As a veteran CLM intern who isn’t doing SOS work this season, I was given the option to do a training alternative to the week-long workshop at Chicago Botanic Garden. After a couple weeks of hunting for desert botanical classes at Zyzx and the Jepson Herbarium, I stumbled on the jackpot: the California chapter of the Society for Ecological Restoration (SERCal) was holding its annual conference in mid-May at the University of California – Davis!
Private contractors, university professors, students, and nonprofit conservationists converged on the UC-Davis campus, many of them restoration professionals who have been in the field (literally) for decades. Their collective experience fit well into the conference theme: ‘Looking back…Leaping forward’. Much of the research presented at the conference examined the success or lack thereof of restoration projects that were 30+ years old. In this field, it’s rare to keep up with monitoring for that long, and some of the findings were not what I would have expected.
For instance, one presentation by the long-time native propagator and restorationist Ed Kleiner (Comstock Seed, Inc.) revealed an interesting trend in restoration sites across the Great Basin and Mojave Deserts. Initially, restored sites would be overtaken by invasive species like Halogeten glomeratus. However, after ten years of low-level maintenance that did not involve targeted herbicide spraying, Kleiner’s team found that the native shrubs they planted eventually outcompeted the Halogeten, and after 15-20 years, the site had matured into a thriving sagebrush community. I was pretty surprised at the success of this hands-off method, particularly in a region of the country that’s drowning in cheatgrass (Bromus). I guess only more time will tell if these restored ecosystems are as resilient as they look.

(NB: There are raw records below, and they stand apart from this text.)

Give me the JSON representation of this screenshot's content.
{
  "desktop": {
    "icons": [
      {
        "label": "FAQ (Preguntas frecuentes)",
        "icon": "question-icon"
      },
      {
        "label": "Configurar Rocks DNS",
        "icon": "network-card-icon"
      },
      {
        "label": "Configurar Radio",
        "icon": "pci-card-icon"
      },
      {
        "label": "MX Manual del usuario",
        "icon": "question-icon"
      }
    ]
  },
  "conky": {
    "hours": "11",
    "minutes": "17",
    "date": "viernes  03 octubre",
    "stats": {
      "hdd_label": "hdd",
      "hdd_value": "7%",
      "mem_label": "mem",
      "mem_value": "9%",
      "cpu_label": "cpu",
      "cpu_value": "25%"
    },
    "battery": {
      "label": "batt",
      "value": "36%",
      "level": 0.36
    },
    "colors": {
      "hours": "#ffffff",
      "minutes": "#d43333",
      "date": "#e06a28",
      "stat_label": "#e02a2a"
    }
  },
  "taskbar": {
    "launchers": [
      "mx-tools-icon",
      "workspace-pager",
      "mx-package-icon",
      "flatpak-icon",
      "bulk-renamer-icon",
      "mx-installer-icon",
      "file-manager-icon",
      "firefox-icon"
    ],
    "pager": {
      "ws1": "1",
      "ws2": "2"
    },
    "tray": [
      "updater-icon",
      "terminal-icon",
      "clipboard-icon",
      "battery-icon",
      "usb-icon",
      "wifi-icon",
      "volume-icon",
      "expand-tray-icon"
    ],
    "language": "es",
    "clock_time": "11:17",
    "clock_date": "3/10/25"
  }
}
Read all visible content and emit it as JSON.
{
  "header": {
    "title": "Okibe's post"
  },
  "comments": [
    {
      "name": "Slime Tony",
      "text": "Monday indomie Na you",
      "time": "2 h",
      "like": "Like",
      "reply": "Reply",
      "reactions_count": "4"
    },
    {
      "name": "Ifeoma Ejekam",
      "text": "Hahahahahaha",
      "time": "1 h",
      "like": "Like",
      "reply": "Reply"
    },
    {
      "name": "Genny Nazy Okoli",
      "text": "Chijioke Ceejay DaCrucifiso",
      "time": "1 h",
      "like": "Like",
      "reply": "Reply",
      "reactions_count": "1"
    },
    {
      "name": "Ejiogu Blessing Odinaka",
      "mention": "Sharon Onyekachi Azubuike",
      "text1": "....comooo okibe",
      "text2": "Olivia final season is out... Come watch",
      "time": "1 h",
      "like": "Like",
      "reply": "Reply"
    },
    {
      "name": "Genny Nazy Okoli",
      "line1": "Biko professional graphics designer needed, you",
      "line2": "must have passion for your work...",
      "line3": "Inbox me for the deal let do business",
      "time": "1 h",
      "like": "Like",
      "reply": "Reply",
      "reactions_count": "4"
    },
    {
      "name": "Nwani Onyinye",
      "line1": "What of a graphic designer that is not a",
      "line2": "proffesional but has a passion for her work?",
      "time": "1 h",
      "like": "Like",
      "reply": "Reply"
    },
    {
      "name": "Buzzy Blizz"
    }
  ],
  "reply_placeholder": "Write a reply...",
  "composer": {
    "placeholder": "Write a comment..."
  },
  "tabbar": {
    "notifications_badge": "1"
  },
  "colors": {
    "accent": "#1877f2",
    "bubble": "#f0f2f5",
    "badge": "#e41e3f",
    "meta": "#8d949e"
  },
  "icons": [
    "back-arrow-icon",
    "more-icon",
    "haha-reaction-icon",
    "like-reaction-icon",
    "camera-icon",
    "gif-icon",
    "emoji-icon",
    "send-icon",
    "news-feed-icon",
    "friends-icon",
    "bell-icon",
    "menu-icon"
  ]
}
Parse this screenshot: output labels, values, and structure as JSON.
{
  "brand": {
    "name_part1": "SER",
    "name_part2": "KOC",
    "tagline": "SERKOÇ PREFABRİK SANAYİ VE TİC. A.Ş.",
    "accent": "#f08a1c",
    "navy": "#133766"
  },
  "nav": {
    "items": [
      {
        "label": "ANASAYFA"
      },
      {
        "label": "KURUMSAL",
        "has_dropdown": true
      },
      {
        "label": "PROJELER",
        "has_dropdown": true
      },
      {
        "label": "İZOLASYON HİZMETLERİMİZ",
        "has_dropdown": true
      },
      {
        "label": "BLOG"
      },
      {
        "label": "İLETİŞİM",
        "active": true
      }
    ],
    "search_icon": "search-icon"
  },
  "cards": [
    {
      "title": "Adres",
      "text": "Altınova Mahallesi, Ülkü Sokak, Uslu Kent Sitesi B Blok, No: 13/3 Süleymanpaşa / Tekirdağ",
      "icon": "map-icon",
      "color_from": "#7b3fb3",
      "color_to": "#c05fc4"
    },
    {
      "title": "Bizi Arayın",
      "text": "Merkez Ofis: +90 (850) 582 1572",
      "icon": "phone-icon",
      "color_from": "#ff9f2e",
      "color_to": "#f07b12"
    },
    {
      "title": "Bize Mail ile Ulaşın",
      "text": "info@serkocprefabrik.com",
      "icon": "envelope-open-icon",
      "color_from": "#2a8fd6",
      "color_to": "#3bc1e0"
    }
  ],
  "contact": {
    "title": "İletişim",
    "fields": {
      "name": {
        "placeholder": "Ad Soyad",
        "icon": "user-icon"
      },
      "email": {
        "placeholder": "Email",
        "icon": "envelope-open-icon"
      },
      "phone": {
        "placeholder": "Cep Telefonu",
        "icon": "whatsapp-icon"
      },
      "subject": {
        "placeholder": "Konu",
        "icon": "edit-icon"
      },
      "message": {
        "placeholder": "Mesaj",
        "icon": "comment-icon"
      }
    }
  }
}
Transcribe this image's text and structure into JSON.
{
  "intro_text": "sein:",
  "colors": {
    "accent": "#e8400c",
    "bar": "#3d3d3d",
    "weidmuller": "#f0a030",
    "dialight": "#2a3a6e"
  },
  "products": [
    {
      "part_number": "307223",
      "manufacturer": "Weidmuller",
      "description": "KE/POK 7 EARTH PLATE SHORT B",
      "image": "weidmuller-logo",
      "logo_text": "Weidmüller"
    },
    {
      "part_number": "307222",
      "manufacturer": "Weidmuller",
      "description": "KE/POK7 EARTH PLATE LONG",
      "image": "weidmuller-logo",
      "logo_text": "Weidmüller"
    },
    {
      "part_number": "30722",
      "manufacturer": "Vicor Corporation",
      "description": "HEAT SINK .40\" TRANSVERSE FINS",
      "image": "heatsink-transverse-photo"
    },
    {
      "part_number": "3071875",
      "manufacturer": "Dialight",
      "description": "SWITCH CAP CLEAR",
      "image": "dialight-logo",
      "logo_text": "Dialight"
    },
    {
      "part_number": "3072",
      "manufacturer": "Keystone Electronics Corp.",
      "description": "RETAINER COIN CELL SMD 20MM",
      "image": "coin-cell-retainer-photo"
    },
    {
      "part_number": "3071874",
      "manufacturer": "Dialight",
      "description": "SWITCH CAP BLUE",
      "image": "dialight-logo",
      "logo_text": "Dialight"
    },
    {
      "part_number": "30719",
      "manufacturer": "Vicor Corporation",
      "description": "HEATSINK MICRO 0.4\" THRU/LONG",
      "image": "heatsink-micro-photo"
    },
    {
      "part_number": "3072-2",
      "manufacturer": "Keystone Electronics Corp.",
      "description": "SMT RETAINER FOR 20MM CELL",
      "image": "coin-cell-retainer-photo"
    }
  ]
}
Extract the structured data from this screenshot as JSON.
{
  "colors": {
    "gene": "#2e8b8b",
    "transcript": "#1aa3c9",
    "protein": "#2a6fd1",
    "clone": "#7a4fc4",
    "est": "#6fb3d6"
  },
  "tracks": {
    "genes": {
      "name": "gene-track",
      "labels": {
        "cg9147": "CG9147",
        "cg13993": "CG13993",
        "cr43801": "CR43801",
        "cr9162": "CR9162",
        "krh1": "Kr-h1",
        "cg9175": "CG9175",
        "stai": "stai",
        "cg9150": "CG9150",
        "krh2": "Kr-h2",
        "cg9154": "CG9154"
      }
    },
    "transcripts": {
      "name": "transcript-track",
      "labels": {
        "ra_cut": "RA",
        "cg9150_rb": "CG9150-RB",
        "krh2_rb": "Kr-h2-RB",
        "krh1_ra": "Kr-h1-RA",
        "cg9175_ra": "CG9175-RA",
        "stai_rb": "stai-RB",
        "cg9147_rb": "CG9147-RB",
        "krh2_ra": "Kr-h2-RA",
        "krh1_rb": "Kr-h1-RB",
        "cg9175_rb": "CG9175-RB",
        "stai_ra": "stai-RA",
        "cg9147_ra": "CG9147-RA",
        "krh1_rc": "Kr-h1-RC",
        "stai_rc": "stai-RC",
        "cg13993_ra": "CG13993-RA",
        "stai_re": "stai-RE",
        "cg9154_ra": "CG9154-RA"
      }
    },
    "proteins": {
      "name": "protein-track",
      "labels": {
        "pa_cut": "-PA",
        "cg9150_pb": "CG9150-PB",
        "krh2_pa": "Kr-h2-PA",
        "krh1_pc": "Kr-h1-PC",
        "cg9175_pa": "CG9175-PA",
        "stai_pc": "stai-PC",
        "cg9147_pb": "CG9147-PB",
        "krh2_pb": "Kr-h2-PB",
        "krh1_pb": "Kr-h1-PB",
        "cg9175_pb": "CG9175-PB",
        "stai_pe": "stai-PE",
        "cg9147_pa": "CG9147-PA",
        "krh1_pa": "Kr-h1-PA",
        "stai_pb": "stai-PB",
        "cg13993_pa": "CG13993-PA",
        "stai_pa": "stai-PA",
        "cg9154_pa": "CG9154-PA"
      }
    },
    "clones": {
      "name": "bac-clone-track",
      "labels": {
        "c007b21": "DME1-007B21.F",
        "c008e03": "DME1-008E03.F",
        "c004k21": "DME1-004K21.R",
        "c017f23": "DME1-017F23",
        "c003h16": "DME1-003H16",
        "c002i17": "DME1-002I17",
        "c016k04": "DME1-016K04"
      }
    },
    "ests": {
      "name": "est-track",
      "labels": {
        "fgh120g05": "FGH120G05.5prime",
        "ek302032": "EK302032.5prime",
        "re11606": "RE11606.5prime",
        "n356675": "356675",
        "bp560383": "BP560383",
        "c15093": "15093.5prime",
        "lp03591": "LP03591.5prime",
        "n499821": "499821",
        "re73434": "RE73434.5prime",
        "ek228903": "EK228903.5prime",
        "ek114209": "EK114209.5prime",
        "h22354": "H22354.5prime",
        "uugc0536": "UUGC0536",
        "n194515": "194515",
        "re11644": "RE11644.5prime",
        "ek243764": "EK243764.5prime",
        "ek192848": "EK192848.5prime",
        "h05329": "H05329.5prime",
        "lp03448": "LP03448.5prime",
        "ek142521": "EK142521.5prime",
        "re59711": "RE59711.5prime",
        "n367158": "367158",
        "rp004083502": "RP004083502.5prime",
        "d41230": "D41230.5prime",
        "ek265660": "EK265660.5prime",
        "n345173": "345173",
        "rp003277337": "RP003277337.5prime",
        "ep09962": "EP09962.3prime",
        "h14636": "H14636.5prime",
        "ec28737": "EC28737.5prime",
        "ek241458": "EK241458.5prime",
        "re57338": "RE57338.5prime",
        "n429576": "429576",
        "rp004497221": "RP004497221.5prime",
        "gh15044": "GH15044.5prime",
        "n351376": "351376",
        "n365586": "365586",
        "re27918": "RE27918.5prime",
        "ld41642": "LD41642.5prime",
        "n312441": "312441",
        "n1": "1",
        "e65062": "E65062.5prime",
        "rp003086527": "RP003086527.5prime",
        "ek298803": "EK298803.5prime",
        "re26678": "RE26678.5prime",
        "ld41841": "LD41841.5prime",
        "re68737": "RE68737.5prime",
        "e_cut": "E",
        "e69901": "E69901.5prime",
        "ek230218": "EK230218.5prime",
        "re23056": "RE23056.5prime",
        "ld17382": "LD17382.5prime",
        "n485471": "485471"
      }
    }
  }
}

This year was also the first time that SERCal devoted an entire session to that ever-looming threat to ecological work: climate change. The talks in this session focused not so much on discrete studies as they did on frameworks for approaching climate-smart restoration and management. One presentation, by Tom Giraldi of Point Blue Conservation Science, highlighted the need for vulnerability assessments in restoration planning, and the use of past projects in predicting challenges. Another talk that focused on policy challenges advocated for “boldness in the face of uncertainty” – a not-so-subtle reminder that we are running out of time in which to act. Overall, researchers stressed the practice of asking smarter, more structured questions before and during the restoration process.
My favorite session (and that which was most applicable to my internship) was the one on native plant and seed source management. Presentations included germination work with rare species, the use of large-scale and sustainable agricultural practices for propagating native species, and the finer points of designing seed mixes for disturbed sites. Most touched upon the National Seed Strategy (NSS) and its importance in guiding long-term, interdisciplinary restoration projects, speaking of it as though it were a battle plan that could lead them through the uncertain mire of the future. As a CLM intern and a former SOS worker, I felt privileged to be part of a grand design of such importance.
Perhaps the most exciting take-away of mine from SERCal 2017 are the networks I built with the conservation professionals I met. One of them, Professor Neville Slade of Victor Valley College (VCC), located in the western Mojave Desert, is interested in helping his students plug into the NSS as CLM interns. In June, I’ll be visiting VCC to talk to these students about my experiences as a SOS/CLM intern. It’s my hope that I’ll be able to plant some seeds in these students’ heads that will grow into commitment to conservation and sustainable, long-lasting repair of the damage that we humans so easily wreak on this precious planet of ours.